Work request: Your answer must be a single number: how many lines in the records include the word "icon".

[Stored entries]
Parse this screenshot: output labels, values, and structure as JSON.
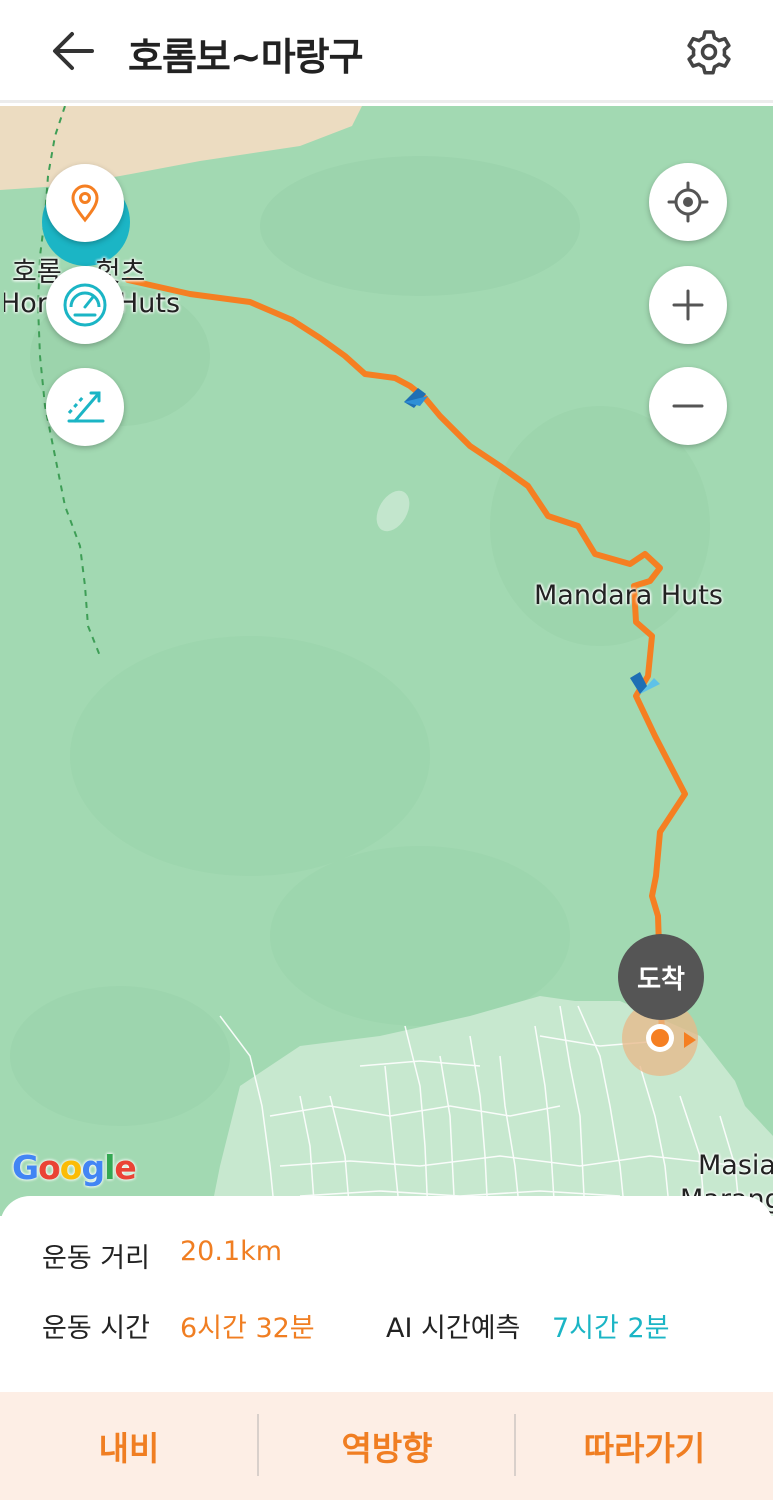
{
  "header": {
    "title": "호롬보~마랑구",
    "back_icon": "arrow-left-icon",
    "settings_icon": "gear-icon"
  },
  "map": {
    "labels": {
      "horombo_ko": "호롬",
      "horombo_ko_2": "헛츠",
      "horombo_en_1": "Horo",
      "horombo_en_2": "Huts",
      "mandara": "Mandara Huts",
      "masia": "Masia",
      "marangu": "Marang"
    },
    "arrival_label": "도착",
    "attribution": "Google",
    "route_color": "#f57f22",
    "left_controls": [
      "location-pin-icon",
      "speedometer-icon",
      "elevation-slope-icon"
    ],
    "right_controls": [
      "my-location-icon",
      "zoom-in-icon",
      "zoom-out-icon"
    ]
  },
  "stats": {
    "distance_label": "운동 거리",
    "distance_value": "20.1km",
    "time_label": "운동 시간",
    "time_value": "6시간 32분",
    "ai_label": "AI 시간예측",
    "ai_value": "7시간 2분"
  },
  "actions": {
    "nav": "내비",
    "reverse": "역방향",
    "follow": "따라가기"
  },
  "colors": {
    "accent": "#f07e22",
    "teal": "#1bb5c5",
    "map_green": "#a2d9b2",
    "action_bg": "#fdeee5"
  }
}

Output for this exercise: 8